◆ DATA FOR PROCESSING:
◆ ◆ ◆ ◆ ◆

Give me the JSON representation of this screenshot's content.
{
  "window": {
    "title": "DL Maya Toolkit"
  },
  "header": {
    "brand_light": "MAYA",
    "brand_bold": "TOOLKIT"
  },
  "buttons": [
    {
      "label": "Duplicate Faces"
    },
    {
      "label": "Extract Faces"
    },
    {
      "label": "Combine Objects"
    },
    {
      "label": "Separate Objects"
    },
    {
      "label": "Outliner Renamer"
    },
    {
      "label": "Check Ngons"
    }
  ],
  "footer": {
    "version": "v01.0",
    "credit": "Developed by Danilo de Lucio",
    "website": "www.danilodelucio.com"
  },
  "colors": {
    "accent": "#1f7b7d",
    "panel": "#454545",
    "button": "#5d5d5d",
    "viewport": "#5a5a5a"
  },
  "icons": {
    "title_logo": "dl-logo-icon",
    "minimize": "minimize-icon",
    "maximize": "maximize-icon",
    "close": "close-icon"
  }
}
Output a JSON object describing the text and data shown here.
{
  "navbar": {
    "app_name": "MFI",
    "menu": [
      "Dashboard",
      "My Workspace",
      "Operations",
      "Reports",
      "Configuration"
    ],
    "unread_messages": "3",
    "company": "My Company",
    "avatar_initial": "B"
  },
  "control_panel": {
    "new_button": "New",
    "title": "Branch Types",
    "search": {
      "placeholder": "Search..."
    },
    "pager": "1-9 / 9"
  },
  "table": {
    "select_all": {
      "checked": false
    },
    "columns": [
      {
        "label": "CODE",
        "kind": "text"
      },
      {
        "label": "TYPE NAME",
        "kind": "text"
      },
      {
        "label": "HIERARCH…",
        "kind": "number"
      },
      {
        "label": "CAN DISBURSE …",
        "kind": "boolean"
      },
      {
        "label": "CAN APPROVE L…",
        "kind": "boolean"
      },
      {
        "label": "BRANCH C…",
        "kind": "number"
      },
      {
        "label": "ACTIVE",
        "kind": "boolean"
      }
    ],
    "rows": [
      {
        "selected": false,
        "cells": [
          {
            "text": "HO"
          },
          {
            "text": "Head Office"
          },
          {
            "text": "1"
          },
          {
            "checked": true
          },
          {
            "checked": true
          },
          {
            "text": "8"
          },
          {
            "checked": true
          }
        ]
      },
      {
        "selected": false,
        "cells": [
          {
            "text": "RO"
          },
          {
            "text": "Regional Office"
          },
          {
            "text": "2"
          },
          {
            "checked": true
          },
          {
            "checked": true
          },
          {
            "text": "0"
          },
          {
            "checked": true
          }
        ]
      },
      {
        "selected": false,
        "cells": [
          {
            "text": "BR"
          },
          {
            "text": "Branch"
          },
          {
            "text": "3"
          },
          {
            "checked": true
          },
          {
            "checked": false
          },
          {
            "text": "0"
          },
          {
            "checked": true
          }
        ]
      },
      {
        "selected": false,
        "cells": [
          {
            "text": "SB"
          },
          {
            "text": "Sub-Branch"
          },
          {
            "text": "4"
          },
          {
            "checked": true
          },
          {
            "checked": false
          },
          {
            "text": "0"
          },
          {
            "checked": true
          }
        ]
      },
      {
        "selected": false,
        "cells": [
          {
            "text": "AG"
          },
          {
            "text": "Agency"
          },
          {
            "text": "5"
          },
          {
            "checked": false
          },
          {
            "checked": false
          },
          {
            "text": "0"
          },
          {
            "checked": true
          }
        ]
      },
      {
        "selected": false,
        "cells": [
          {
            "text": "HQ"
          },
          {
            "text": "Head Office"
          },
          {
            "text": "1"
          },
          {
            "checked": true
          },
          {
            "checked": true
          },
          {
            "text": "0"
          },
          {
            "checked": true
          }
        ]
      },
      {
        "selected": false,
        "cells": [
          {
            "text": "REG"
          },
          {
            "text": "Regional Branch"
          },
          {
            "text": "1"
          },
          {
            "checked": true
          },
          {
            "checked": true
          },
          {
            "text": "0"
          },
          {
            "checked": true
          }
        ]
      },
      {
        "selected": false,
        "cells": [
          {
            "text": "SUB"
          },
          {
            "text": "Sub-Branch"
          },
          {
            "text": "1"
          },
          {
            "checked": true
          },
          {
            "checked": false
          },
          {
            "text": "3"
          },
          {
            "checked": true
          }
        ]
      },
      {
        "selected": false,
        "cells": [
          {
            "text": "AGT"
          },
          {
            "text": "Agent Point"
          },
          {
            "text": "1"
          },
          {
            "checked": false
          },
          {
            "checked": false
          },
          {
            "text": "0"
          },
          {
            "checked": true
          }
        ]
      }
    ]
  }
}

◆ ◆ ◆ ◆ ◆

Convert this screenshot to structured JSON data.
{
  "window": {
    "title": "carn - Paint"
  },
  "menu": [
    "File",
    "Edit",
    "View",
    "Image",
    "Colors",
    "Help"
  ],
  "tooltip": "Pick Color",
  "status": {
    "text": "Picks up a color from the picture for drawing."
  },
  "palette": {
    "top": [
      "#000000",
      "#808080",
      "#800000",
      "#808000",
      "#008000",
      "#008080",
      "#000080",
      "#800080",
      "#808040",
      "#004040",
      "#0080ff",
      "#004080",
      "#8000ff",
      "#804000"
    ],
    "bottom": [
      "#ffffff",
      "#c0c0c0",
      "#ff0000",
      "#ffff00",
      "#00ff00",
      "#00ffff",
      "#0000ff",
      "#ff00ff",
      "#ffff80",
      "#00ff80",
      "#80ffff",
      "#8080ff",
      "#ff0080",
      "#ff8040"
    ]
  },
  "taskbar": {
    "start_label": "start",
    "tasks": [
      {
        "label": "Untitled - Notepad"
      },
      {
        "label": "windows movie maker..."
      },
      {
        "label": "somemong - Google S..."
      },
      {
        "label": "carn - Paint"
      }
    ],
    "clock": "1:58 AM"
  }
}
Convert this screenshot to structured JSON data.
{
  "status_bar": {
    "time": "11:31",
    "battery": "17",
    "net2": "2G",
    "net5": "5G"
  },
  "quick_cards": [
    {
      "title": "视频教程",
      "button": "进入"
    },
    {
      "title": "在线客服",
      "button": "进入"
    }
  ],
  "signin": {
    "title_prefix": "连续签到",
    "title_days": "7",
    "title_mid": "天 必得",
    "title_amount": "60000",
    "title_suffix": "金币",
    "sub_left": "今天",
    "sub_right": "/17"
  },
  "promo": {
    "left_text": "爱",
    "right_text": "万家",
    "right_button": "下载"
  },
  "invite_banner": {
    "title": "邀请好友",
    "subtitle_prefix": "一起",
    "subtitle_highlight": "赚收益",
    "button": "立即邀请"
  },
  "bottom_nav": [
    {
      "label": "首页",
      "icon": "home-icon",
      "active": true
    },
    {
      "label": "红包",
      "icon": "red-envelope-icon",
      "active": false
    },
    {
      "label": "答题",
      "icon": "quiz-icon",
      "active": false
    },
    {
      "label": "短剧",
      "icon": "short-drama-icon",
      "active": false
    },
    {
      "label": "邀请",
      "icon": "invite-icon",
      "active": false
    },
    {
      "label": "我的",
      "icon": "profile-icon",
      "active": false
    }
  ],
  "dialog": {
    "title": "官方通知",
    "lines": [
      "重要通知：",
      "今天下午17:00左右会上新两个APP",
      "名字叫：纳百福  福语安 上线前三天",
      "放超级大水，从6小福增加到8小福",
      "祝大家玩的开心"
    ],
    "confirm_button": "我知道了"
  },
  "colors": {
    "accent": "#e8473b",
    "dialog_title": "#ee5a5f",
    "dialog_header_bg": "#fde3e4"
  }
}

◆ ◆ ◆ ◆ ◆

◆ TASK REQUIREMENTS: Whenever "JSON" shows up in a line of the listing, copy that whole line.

◆ EXERCISE RESULT:
Give me the JSON representation of this screenshot's content.
Output a JSON object describing the text and data shown here.
Convert this screenshot to structured JSON data.
Convert this screenshot to structured JSON data.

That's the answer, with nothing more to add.